_WHAT THE TASK ASKS_.
Your task is to repeat the data exactly, every line of it.

Items from an interface collection:
>>
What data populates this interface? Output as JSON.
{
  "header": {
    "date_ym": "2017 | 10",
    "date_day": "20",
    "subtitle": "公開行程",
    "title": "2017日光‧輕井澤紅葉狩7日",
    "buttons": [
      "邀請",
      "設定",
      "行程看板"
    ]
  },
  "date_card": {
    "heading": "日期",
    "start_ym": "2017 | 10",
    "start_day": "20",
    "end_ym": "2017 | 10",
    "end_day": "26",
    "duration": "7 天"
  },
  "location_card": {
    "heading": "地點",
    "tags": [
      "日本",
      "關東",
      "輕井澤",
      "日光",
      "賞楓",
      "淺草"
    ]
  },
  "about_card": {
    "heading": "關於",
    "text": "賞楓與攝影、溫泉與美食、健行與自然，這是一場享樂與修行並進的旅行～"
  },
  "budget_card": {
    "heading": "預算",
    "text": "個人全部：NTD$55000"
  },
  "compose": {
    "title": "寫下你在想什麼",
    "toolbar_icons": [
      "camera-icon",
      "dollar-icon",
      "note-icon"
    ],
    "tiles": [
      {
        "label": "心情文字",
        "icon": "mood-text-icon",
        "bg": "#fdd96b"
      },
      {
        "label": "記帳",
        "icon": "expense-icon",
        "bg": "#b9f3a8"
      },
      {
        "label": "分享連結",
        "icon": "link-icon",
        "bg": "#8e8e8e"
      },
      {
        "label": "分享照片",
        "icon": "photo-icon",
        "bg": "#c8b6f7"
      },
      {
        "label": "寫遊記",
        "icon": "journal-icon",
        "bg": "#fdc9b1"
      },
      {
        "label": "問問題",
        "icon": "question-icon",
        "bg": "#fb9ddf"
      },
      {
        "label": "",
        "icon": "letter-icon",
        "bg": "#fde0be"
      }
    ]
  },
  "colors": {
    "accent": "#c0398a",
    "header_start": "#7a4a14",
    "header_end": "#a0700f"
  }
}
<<
_EXERCISE RESPONSE_.
What data populates this interface? Output as JSON.
{
  "header": {
    "date_ym": "2017 | 10",
    "date_day": "20",
    "subtitle": "公開行程",
    "title": "2017日光‧輕井澤紅葉狩7日",
    "buttons": [
      "邀請",
      "設定",
      "行程看板"
    ]
  },
  "date_card": {
    "heading": "日期",
    "start_ym": "2017 | 10",
    "start_day": "20",
    "end_ym": "2017 | 10",
    "end_day": "26",
    "duration": "7 天"
  },
  "location_card": {
    "heading": "地點",
    "tags": [
      "日本",
      "關東",
      "輕井澤",
      "日光",
      "賞楓",
      "淺草"
    ]
  },
  "about_card": {
    "heading": "關於",
    "text": "賞楓與攝影、溫泉與美食、健行與自然，這是一場享樂與修行並進的旅行～"
  },
  "budget_card": {
    "heading": "預算",
    "text": "個人全部：NTD$55000"
  },
  "compose": {
    "title": "寫下你在想什麼",
    "toolbar_icons": [
      "camera-icon",
      "dollar-icon",
      "note-icon"
    ],
    "tiles": [
      {
        "label": "心情文字",
        "icon": "mood-text-icon",
        "bg": "#fdd96b"
      },
      {
        "label": "記帳",
        "icon": "expense-icon",
        "bg": "#b9f3a8"
      },
      {
        "label": "分享連結",
        "icon": "link-icon",
        "bg": "#8e8e8e"
      },
      {
        "label": "分享照片",
        "icon": "photo-icon",
        "bg": "#c8b6f7"
      },
      {
        "label": "寫遊記",
        "icon": "journal-icon",
        "bg": "#fdc9b1"
      },
      {
        "label": "問問題",
        "icon": "question-icon",
        "bg": "#fb9ddf"
      },
      {
        "label": "",
        "icon": "letter-icon",
        "bg": "#fde0be"
      }
    ]
  },
  "colors": {
    "accent": "#c0398a",
    "header_start": "#7a4a14",
    "header_end": "#a0700f"
  }
}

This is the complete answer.